Gamescom 2013 - Gaming on Google Glass
The focus of this year's Gamescom in Cologne, Germany is of course on new hardware. With the release of new consoles from both Sony and Microsoft lying just around the corner, there's no shortage of showbiz filling out every square inch of every last hall. But in a quieter corner of the sprawling Koelnmesse convention center, there's a booth manned by AMA, a company that wants to help mobile gaming take its next evolutionary step via Google Glass, the new augmented-reality headset that's currently enjoying a limited beta release.
The game on show at the event - Escape - is an extremely simple one, and it's one that was originally released for Android devices. In Escape you have a series of levels built out of grids that are sprinkled with markers. Your job is to simply swipe a character up, down, left and right around the screen from one marker to the next, never back-tracking, and ensuring that every marker is touched upon once.
Simply though this gameplay is, there's nothing primitive about the experience of playing it on Glass, particularly if you've never used the technology before.
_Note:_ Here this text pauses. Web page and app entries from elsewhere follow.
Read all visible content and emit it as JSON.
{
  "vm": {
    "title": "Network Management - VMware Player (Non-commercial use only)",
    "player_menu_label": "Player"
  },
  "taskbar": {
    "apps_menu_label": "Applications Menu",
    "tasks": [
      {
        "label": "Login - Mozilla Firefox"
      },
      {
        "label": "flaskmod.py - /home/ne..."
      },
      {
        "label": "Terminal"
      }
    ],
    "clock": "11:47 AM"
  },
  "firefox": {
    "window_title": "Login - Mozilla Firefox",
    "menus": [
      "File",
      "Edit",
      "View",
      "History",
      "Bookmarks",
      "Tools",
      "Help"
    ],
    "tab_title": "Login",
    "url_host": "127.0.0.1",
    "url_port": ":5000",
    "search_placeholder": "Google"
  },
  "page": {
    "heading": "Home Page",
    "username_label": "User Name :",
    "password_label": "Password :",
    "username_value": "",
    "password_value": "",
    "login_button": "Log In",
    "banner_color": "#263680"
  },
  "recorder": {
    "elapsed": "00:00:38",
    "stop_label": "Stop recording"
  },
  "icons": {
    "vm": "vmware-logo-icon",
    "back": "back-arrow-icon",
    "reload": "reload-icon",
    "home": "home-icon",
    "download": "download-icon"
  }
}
Stare straight ahead of you so as to ignore the projection, and you can still see it hovering in the upper right-hand corner of your vision, like a speck of dust that's become stuck in your eye. Direct your gaze into that upper corner, and the world at large may well think you're in the throws of a medical emergency.
Combine this with the control mechanisms for Escape, and you can expect to look like someone who's not just experiencing a medical crisis, but has also become inexplicably pre-occupied with swatting flies away from his face. The reason? At this stage of development, the only way to control the game is by making finger swipes up, down, left and right across an arm of the Glass hardware itself, although voice controls will be implemented in due course.
There's something more pressing that needs to be tweaked though, if gaming on Glass is to really take off. At present, AMA only has a prototype version of the game, and it's one that requires a tethered laptop to power the gameplay - not exactly mobile, then. But once AMA has its hands on fully-fleshed out development kits, we can expect something a little more revolutionary.
"If we were to distribute the app as it is right now, we would kind of be in trouble because we would have to provide a user manual!" says Marine Fradet, product manager at AMA. "We would like it to be much easier, and we are actually discussing things with Google, to see if they are happy with what we are doing on this, and if they can at some point help us and how we distribute the game."
"The only thing we're waiting for right now is the Google developer's kit that will help us improve the game, put the voice control in, and make sure that we can remove the cable and everything to be [truly] mobile. Everything depends on when we will have the dev kits."
When that moment arrives, AMA has grander plans that go beyond simply porting over existing Android titles, a process which right now feels more like a gimmick than something of any real and revolutionary substance.
"We are actually trying to start a little studio in France, " explains Marine. "We're trying to find business investment to help us found a studio, and we would like to have a few people working on this. We would like to develop more games and applications that are dedicated to Glass."
Even with voice controls, gaming on a Google Glass is likely to be restricted to traditional, simple gaming concepts for the foreseeable future - those found in slow-paced puzzle games or automatic endless-runners, for example. Much will depend on the functionality that makes it through to the commercial release of the hardware, a time when developers will not only have an understanding of the full technology available to consumers, but access to feedback from those same consumers about the gaming experience they actually want from the device.
Right now, the entire concept of gaming on Google Glass feels like nothing more than a fascinating - if limited - experiment. But when you consider the potential for feeding live information into your gaming experience, one that's powered by hardware connected to the most comprehensive source of information the world's ever known, you can't help but feel it's an experiment worth pursuing.